TOKYO Tokyo Electric Power Co must adopt measures used in other Japanese industries to reform after acknowledging that it failed to anticipate and tackle the Fukushima disaster, the utility's newly installed outside adviser said on Saturday.
Tokyo Electric, also known as Tepco, acknowledged for the first time on Friday that it failed in its response to the radiation crisis in March 2011 when three reactors melted down at its Fukushima Daiichi plant after it was hit by an earthquake and tsunami.
Dale Klein, appointed last week to head a panel of outside specialists overseeing the company's reforms, said in an interview that Tepco could look to other Japanese companies.
"We had some open and frank discussions with our committee and with the Tepco management," Klein, a former chairman of the U.S. Nuclear Regulatory Commission, told Reuters.
Klein said Japan "has demonstrated excellence in manufacturing. In that process any worker can stop the process, if he believes there is a defect. Tepco needs to do the same thing with their nuclear safety culture".
Klein, associate vice chancellor for research at the University of Texas, said the latest findings "will be a strong wake-up call for Tepco.
"There is a tendency among companies and individuals when there first is a problem of denial.

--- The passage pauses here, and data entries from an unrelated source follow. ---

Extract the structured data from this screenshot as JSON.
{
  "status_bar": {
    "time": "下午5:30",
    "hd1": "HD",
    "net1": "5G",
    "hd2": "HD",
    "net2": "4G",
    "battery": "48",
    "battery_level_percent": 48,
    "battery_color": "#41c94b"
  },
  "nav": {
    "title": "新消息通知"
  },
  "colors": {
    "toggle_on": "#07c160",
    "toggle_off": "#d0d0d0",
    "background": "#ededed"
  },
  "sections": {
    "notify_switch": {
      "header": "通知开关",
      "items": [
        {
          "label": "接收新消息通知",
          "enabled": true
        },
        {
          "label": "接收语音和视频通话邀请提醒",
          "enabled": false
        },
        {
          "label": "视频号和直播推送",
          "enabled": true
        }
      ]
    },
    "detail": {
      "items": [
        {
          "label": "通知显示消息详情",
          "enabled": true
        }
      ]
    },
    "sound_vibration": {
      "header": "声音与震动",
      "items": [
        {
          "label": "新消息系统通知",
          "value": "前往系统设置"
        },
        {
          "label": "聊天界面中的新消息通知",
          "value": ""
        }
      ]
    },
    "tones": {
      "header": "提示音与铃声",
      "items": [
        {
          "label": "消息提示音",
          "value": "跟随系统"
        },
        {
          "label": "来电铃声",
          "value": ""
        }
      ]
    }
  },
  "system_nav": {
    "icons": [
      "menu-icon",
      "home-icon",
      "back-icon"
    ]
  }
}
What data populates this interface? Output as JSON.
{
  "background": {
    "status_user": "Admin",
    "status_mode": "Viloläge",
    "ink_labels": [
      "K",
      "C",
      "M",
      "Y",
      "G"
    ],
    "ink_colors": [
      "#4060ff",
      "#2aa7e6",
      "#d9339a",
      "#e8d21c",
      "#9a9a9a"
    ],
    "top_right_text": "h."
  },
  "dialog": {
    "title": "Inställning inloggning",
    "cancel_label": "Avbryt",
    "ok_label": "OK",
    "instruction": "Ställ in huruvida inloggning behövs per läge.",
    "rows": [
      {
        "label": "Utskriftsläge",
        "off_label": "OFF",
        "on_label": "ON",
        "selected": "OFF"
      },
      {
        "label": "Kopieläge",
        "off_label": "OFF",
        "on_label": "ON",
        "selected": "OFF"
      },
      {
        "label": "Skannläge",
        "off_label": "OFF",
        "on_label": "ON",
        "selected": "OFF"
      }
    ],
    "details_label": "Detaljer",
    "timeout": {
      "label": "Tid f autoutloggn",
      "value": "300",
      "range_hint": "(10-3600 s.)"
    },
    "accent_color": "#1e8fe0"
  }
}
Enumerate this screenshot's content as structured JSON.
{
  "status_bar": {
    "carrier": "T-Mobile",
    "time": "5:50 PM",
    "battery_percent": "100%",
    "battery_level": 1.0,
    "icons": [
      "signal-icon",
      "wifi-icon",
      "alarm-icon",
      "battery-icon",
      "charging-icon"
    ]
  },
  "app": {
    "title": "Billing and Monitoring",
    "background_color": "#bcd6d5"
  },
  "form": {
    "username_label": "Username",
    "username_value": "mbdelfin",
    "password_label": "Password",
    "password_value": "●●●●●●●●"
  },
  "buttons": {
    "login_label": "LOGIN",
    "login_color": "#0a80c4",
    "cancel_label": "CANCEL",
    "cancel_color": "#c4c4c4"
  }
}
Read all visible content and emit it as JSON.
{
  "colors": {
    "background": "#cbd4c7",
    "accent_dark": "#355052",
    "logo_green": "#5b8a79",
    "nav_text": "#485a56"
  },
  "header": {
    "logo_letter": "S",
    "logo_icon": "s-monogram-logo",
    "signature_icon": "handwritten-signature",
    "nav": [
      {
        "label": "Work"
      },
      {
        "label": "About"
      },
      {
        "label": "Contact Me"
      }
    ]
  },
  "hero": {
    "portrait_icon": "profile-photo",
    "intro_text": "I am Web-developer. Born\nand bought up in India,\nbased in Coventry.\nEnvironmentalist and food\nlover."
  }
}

So you try to justify your actions to either cover up, save face, whatever you want to call it," he said. "Fukushima Daiichi cannot be covered up."
An inquiry ordered by Japan's parliament concluded in July that the disaster was the result of "collusion" between Tepco, the government and regulators.
COMPANY REVERSES STAND
In Tepco's draft plan for reform issued on Friday, the company said it could have undertaken better preparations, reversing its previous stand that the disaster was unavoidable because of the unexpected force of the tsunami.
The draft also said the company had feared that implementing accident measures "would exacerbate ... public anxiety and add momentum to anti-nuclear movements".
In future, the company said, Tepco had to "have the courage and capability to share problems with the siting community and the public".
All 50 working nuclear reactors in Japan were shut down for safety checks after the disaster.
The government's decision this year to restart two units to preclude possible summer power cuts galvanized the country's anti-nuclear movement, prompting mass demonstrations.
A new government energy policy, taking account of that sentiment, seeks to end reliance on nuclear power, though ministers are vague on setting any deadlines.
Klein said the sight of Fukushima, where three reactor buildings were badly damaged in the worst civil nuclear accident since Chernobyl in 1986, was "devastating".
"When you look at the site, it is very depressing. The damage is stunning. The amount of forces that were released."
Recorded radiation levels were as high as 1,000 microsieverts an hour on Friday when a Reuters journalist visited the site as part of a media tour. Typical background radiation levels are usually 2.4 microsieverts per year, according to the World Nuclear Association.
Workers were seen putting together water filtration systems and shifting equipment near the damaged reactors, two of which remain capped by twisted steel and damaged concrete. A third damaged reactor building is covered up by a giant tarpaulin.
(Reporting by Aaron Sheldrick; Editing by Ron Popeski)